## EXERCISE:
For every line in the records below that holds "number", make a copy.

____________________

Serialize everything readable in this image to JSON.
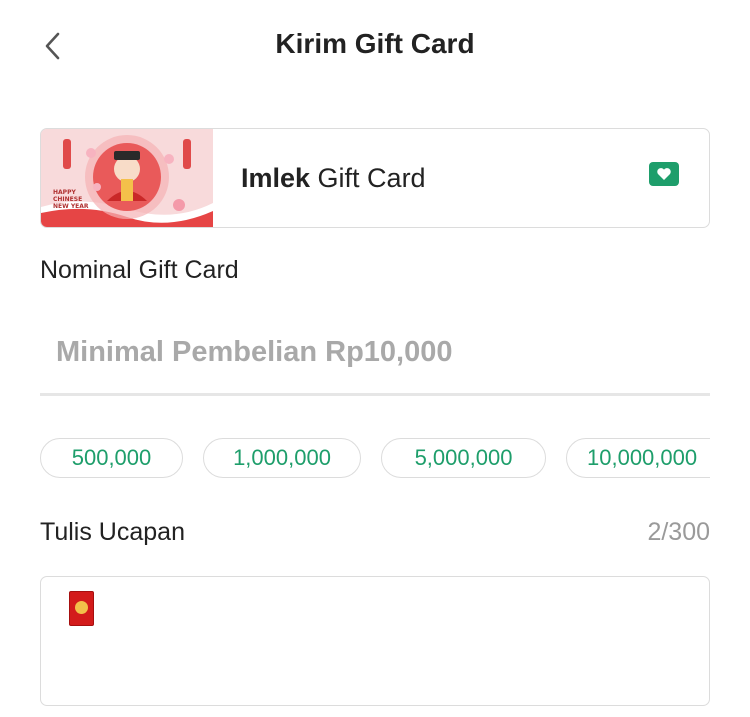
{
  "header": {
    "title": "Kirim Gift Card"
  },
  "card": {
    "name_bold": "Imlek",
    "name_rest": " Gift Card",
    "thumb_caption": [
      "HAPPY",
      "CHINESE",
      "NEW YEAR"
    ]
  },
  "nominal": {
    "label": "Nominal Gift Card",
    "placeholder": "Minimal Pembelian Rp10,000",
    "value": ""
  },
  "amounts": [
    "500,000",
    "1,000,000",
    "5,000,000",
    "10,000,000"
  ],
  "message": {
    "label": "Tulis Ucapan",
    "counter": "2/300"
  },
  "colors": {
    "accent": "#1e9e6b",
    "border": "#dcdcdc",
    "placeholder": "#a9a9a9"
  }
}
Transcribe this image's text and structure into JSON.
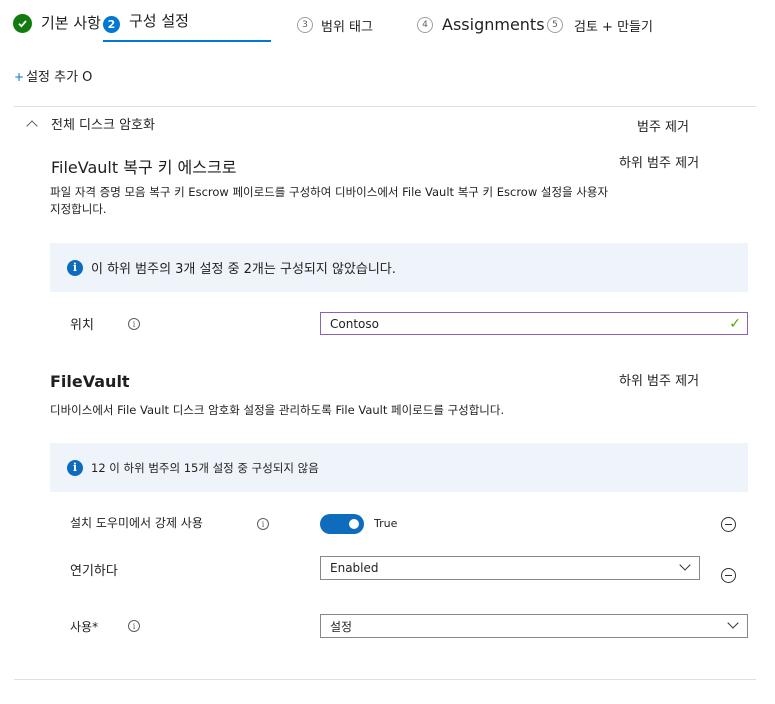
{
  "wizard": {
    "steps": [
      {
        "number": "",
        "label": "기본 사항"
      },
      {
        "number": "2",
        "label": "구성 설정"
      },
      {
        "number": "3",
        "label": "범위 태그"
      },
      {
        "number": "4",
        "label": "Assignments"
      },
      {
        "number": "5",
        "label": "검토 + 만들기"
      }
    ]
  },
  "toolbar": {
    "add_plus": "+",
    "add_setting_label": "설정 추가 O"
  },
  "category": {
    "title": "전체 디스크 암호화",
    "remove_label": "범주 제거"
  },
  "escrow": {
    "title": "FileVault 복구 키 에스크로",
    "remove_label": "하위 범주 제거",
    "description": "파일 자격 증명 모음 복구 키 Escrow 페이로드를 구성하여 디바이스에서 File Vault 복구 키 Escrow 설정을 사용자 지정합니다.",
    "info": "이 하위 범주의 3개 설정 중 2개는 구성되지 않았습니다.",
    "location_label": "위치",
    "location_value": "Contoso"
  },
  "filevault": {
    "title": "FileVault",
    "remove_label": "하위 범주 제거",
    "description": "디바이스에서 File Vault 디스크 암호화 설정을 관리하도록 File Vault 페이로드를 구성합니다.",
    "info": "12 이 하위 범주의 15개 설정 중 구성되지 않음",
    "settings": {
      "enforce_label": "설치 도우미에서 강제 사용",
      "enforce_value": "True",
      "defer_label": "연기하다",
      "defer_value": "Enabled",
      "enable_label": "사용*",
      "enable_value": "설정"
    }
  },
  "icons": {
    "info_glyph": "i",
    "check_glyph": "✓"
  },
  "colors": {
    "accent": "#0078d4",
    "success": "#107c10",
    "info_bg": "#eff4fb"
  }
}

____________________

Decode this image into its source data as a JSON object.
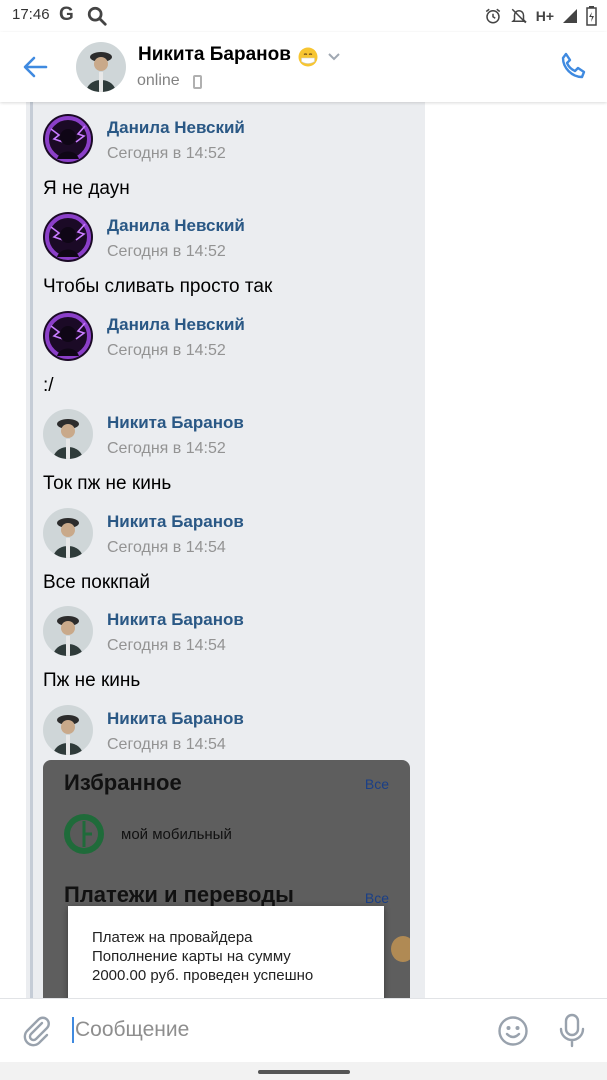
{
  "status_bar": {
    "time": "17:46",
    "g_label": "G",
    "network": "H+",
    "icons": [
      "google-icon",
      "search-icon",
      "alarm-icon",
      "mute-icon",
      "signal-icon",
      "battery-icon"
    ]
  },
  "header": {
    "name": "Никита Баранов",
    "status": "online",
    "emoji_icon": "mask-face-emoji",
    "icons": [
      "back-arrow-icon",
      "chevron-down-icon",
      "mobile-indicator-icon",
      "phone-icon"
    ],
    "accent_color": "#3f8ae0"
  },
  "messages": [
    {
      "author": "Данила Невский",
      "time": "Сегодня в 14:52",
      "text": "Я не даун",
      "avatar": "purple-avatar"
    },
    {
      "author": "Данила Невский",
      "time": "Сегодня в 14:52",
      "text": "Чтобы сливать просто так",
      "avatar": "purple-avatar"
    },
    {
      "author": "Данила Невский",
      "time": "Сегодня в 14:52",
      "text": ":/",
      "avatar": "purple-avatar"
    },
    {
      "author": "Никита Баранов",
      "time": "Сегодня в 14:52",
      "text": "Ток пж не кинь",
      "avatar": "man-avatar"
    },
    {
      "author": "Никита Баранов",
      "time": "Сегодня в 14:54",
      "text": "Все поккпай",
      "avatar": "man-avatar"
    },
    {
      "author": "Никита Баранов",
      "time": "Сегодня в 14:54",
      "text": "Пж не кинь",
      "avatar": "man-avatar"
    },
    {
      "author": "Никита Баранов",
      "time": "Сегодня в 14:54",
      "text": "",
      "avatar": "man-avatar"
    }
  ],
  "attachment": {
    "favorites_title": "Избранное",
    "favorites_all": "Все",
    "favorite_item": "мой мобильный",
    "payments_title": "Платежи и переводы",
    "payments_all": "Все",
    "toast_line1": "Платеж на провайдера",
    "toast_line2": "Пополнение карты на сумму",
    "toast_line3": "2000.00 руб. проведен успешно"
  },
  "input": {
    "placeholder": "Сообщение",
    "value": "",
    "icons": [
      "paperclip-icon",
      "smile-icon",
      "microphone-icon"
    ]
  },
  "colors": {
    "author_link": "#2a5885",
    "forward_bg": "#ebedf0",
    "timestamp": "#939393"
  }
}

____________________

## EXPECTED ANSWER:
        "number": "",
        "number": "2",
        "number": "3",
        "number": "4",
        "number": "5",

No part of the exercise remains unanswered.